במתי מעט -- This, as well, falls into the pattern of one element in the short narrative functioning as an arrow pointing at the longer arrow. This is a description of how Yaakov went down with 70 souls, at the beginning of the Galus in Egypt. Sometimes, 70 is a lot, and is the number signifying many. Indeed, before confronting Esav, he related how he started out alone, with only his staff, and yet now, he is comprised of two camps. But perhaps this is relative. It is a lot for a family, perhaps. But it is quite small for a nation! The text pointed at goes from a countable number, 70, to the multitude of the stars. This is, then, perhaps another transition from genai to shevach, and is part of the more general theme of developing into a nation.
ויהי שם -- the derasha is being made not on the word gadol which was cited in this version of the text, but on the word גוי. They became a people. And perhaps on the word גוי combined with the word שם. While there, they became their own nation. They were identifiable, and thus began to develop a national identity. (The citation of the word גדול likely reflects an uncertainty of whether that word should be part of the citation for the next derasha, or not.)
גדול ועצום -- this haggadah, from 1590, appears to cite the pasuk wrong in this derasha! Yet when they cite the whole verse, they get it right. In fact, the Haggadah is not citing the pasuk incorrectly. Rather, it is being true to the Sifrei. For if you look in the Sifrei, you will see that it, too, cites it as gadol ve'atzum.
So perhaps the Sifrei cited the pasuk incorrectly? This is plausible. However, we should realize that in the Samaritan Torah, the text is indeed גדול ועצום ורב. Because of lectio difficilior, I believe that our Masoretic text is accurate here. However, this is an indication that the Sifrei was darshening a non-masoretic text, something we have already seen on parshablog a number of times.
The small printing of ועצום may be an attempt to fit the word on the line; or to give more emphasis to גדול in the derasha which follows. But I have a suspicion that, in part, it reflect uncertainty that this word should be cited as it was cited.
The indication that they increased to such a great degree may come from multiple sources. I favor a simple linkage between עצום and ויעצמו. But perhaps גדול can come into the picture, as gadol atzum, a mighty increase, proved by all these languages. This latter does not work out so well if the source pasuk was believed to be גדול ועצום, as discussed, for then עצום could not modify גדול. Rather, it stands alone, modifying גוי. Perhaps the multiple languages of increase, גדול, עצום, and רב is reminiscent of the multiple languages of increase.

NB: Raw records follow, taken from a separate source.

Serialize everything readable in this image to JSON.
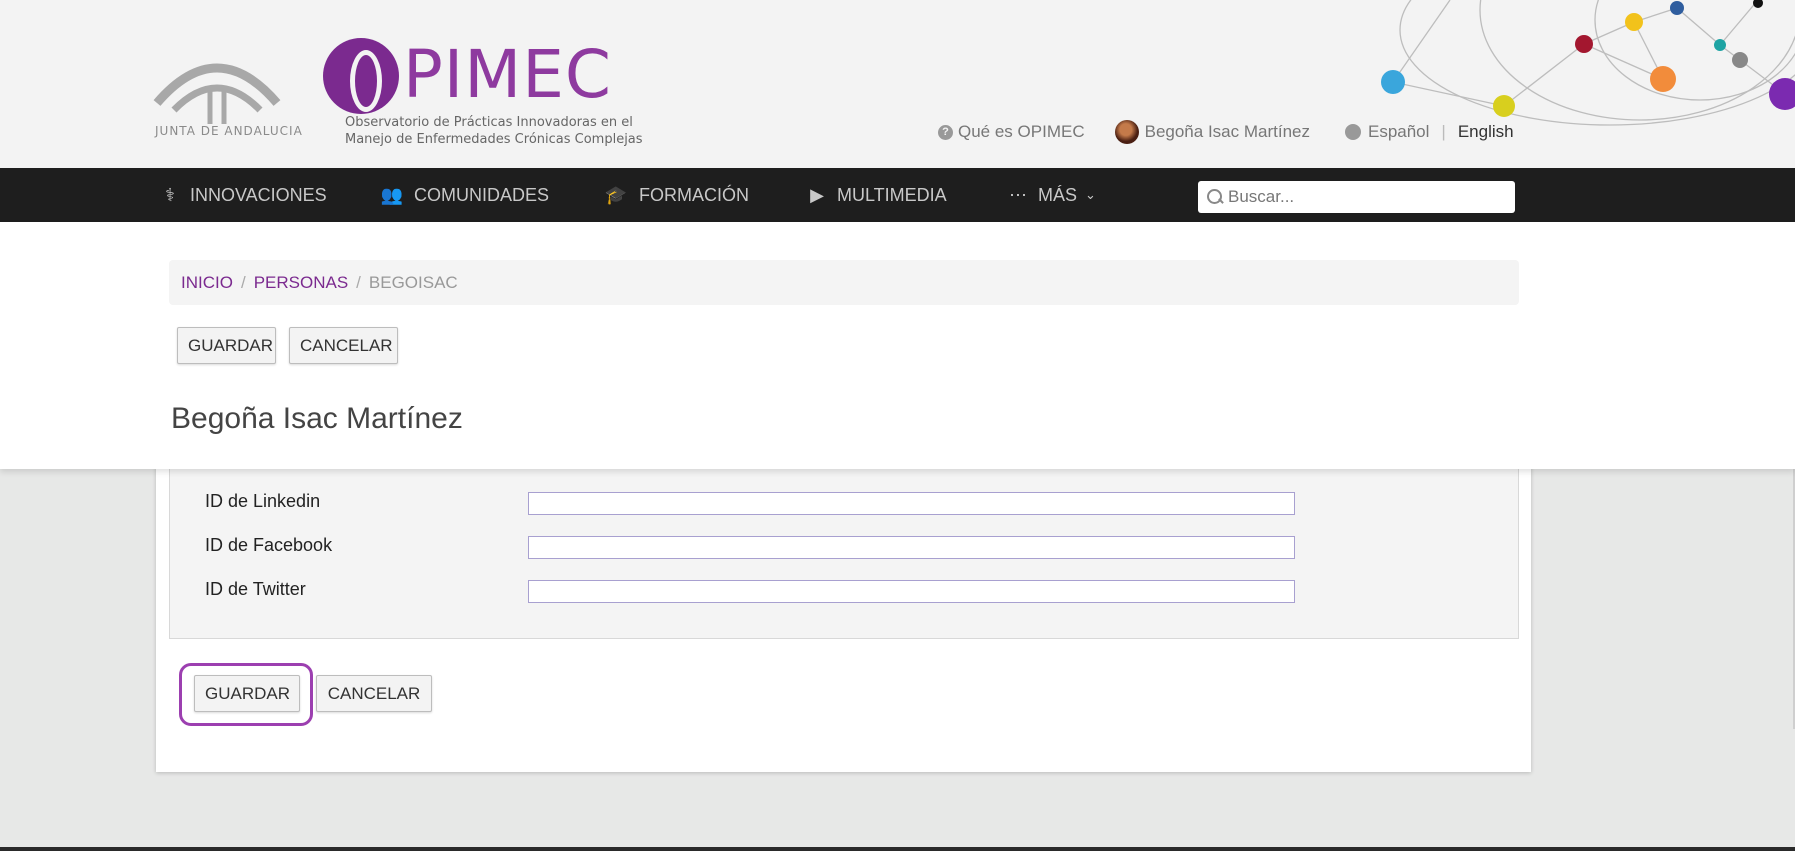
{
  "header": {
    "junta_text": "JUNTA DE ANDALUCIA",
    "brand_word": "PIMEC",
    "brand_sub_line1": "Observatorio de Prácticas Innovadoras en el",
    "brand_sub_line2": "Manejo de Enfermedades Crónicas Complejas",
    "about_link": "Qué es OPIMEC",
    "user_name": "Begoña Isac Martínez",
    "lang_es": "Español",
    "lang_sep": "|",
    "lang_en": "English"
  },
  "nav": {
    "items": [
      {
        "label": "INNOVACIONES",
        "icon": "stethoscope-icon"
      },
      {
        "label": "COMUNIDADES",
        "icon": "users-icon"
      },
      {
        "label": "FORMACIÓN",
        "icon": "graduation-cap-icon"
      },
      {
        "label": "MULTIMEDIA",
        "icon": "play-icon"
      },
      {
        "label": "MÁS",
        "icon": "ellipsis-icon"
      }
    ],
    "search_placeholder": "Buscar..."
  },
  "breadcrumb": {
    "home": "INICIO",
    "people": "PERSONAS",
    "current": "BEGOISAC",
    "sep": "/"
  },
  "actions": {
    "save": "GUARDAR",
    "cancel": "CANCELAR"
  },
  "page_title": "Begoña Isac Martínez",
  "form": {
    "fields": [
      {
        "label": "ID de Linkedin",
        "value": ""
      },
      {
        "label": "ID de Facebook",
        "value": ""
      },
      {
        "label": "ID de Twitter",
        "value": ""
      }
    ]
  },
  "colors": {
    "brand_purple": "#7b2a8f",
    "nav_bg": "#1e1e1e",
    "focus_ring": "#9c3fb0"
  }
}
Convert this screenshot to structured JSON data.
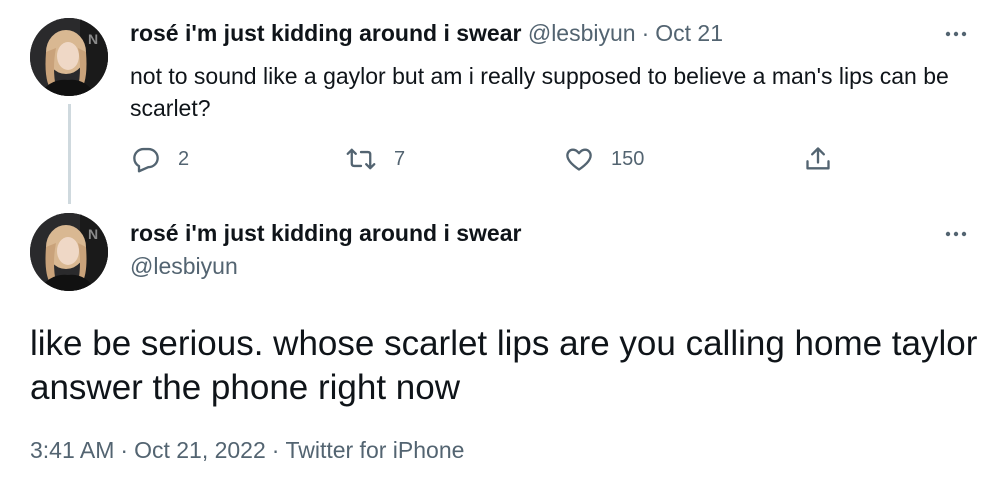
{
  "tweet1": {
    "display_name": "rosé i'm just kidding around i swear",
    "handle": "@lesbiyun",
    "separator": "·",
    "date": "Oct 21",
    "text": "not to sound like a gaylor but am i really supposed to believe a man's lips can be scarlet?",
    "actions": {
      "reply_count": "2",
      "retweet_count": "7",
      "like_count": "150"
    },
    "icons": [
      "more-icon",
      "reply-icon",
      "retweet-icon",
      "like-icon",
      "share-icon"
    ]
  },
  "tweet2": {
    "display_name": "rosé i'm just kidding around i swear",
    "handle": "@lesbiyun",
    "text": "like be serious. whose scarlet lips are you calling home taylor answer the phone right now",
    "meta": {
      "time": "3:41 AM",
      "separator": "·",
      "date": "Oct 21, 2022",
      "source": "Twitter for iPhone"
    }
  },
  "colors": {
    "text": "#0f1419",
    "secondary": "#536471",
    "thread_line": "#cfd9de",
    "background": "#ffffff"
  }
}
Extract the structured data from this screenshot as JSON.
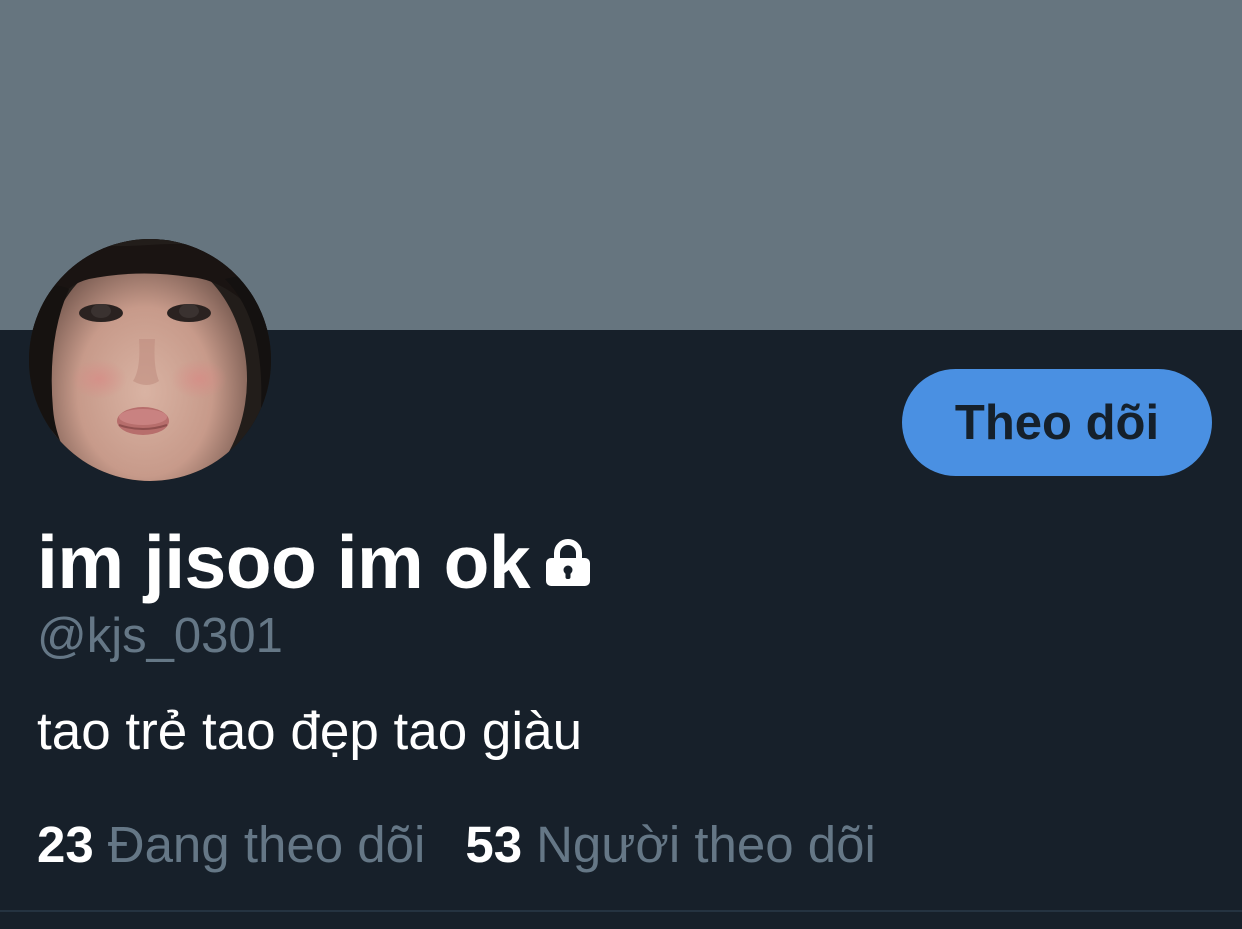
{
  "colors": {
    "banner": "#66757f",
    "background": "#17202a",
    "accent": "#4a90e2",
    "muted_text": "#657786",
    "primary_text": "#ffffff"
  },
  "profile": {
    "display_name": "im jisoo im ok",
    "protected_icon": "lock-icon",
    "handle": "@kjs_0301",
    "bio": "tao trẻ tao đẹp tao giàu",
    "avatar_icon": "profile-photo"
  },
  "actions": {
    "follow_label": "Theo dõi"
  },
  "stats": {
    "following_count": "23",
    "following_label": "Đang theo dõi",
    "followers_count": "53",
    "followers_label": "Người theo dõi"
  }
}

I wonder if עוצם as a show of strength is intended, so as to lead into the Egyptians' fearful reaction.
ורב -- the derasha is based on the word ותרבי. Why cite this pasuk over any other that has the word רב? Because the point, here, is not the increase. Rather, it means mature. For a girl, it is as described. For a people, it is becoming a nation.
Note that in this same Haggadah, they only cite this one pasuk. They do not cite the bedamayich chayi pasuk. This is because it was initially only intended to be a prooftext about maturity. Only later did it become a reference to the dual blood of korban Pesach and bris Milah.